In putting this work together, the author drew upon various sources of private origin, including the reminiscences of Chief of the Intelligence Service of the German High Command Colonel Walter Nicolai. The author also made use of some narrowly specialized literature on the subject, including regulations dealing with the use of messenger pigeons in the army. The following methods were employed: (1) the chronological method (to examine the issue in the chronological order it developed in); (2) the comparative method (to compare the efforts of the participating nations in terms of the use of pigeon stations and pigeon post services); (3) the generalization method (to identify the common and distinctive features of the use of messenger pigeons during World War I for intelligence and propaganda purposes).
The author’s conclusion is that by the start of World War I the opposing sides had amassed extensive experience in the use of pigeons for war purposes. During the military confrontation, the participating nations continued to explore pigeons’ potential as messengers with a view to employing them further not only for prompt delivery of information but for intelligence and propaganda purposes as well.

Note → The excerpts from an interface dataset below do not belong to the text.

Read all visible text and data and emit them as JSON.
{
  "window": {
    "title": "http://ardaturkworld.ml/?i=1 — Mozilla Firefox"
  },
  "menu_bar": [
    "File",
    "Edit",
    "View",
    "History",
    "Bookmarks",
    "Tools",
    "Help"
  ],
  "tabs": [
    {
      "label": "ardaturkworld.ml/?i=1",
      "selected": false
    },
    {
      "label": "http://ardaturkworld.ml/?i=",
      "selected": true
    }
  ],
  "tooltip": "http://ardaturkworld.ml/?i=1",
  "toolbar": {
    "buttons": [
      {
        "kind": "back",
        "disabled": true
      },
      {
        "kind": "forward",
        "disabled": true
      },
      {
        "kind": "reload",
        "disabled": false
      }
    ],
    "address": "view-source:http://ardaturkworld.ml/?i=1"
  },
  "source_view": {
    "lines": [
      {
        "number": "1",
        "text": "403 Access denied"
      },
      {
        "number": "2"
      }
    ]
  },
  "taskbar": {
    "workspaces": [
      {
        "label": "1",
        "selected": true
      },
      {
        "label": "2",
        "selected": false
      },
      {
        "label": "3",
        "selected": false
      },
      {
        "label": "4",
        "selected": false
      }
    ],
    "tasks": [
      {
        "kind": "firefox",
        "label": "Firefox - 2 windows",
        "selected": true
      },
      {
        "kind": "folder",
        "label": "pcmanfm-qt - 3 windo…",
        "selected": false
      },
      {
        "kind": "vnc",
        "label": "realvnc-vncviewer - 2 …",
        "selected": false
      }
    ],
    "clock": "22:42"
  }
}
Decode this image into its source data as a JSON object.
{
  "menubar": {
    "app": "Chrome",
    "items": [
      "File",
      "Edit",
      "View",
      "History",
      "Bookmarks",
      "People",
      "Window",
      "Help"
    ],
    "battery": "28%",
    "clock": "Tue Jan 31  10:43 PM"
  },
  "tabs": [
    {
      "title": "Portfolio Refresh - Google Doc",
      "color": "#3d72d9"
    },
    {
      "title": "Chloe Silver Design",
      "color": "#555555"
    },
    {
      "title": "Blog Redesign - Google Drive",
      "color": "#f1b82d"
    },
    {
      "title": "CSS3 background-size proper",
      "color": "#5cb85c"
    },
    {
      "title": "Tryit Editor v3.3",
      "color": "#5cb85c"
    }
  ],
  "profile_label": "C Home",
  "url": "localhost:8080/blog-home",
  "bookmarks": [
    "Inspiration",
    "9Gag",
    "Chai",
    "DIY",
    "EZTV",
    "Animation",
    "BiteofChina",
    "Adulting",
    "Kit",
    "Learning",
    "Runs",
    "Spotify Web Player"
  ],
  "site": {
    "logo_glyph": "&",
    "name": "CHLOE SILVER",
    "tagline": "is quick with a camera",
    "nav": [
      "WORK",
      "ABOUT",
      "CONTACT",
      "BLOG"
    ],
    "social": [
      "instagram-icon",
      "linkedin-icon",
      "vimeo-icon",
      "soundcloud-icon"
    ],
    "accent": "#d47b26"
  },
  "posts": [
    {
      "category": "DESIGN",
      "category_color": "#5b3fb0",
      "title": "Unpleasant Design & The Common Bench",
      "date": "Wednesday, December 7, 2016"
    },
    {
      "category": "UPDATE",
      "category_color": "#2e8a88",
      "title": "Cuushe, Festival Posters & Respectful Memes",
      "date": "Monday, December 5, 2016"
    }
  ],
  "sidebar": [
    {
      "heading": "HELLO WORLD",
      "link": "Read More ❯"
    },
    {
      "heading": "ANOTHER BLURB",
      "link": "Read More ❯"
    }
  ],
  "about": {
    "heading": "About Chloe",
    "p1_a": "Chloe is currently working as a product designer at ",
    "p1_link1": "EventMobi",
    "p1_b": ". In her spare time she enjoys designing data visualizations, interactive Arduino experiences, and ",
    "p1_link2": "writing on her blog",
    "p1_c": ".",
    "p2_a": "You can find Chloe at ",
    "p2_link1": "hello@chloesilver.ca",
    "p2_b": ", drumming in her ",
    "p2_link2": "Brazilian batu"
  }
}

With that said, these practices were reported to be quite efficient at certain stages of the war.
The article is dedicated to the use of propaganda ammunition by the warring parties during World War I and World War II. Attention is paid to the means of ammunition delivery to the enemy’s positions, as well as performance characteristics of the ammunition used.
We used specialized scientific and technical literature on the issue of military propaganda and methods of the propaganda sources delivery as materials. Methodology of the study is based on the main principles of historicism, objectivity and chronological sequence. The principle of objectivity allowed us to disengage ourselves from stereotype opinions, assessments and thinking, and thanks to the chronological principle we were able to build up the study in its chronological sequence.
In the conclusion, the author notes that the experience of using propaganda materials during World War I has shown that efficient delivery of propaganda sources to the enemy’s deployment sites can play a significant role in orchestrating the desired psychological effect on the enemy. Keeping this in mind, in the period prior to the World War II, different countries were developing propaganda ammunitions delivered by air and ground transport. During World War II, further development of propaganda ammunitions was taking into account the military hardware technical development. As a result of this confrontation, a range of means for the delivery of propaganda materials was determined, and firing leaflets charged into the missile of a caliber of more than 122 mm was considered inefficient.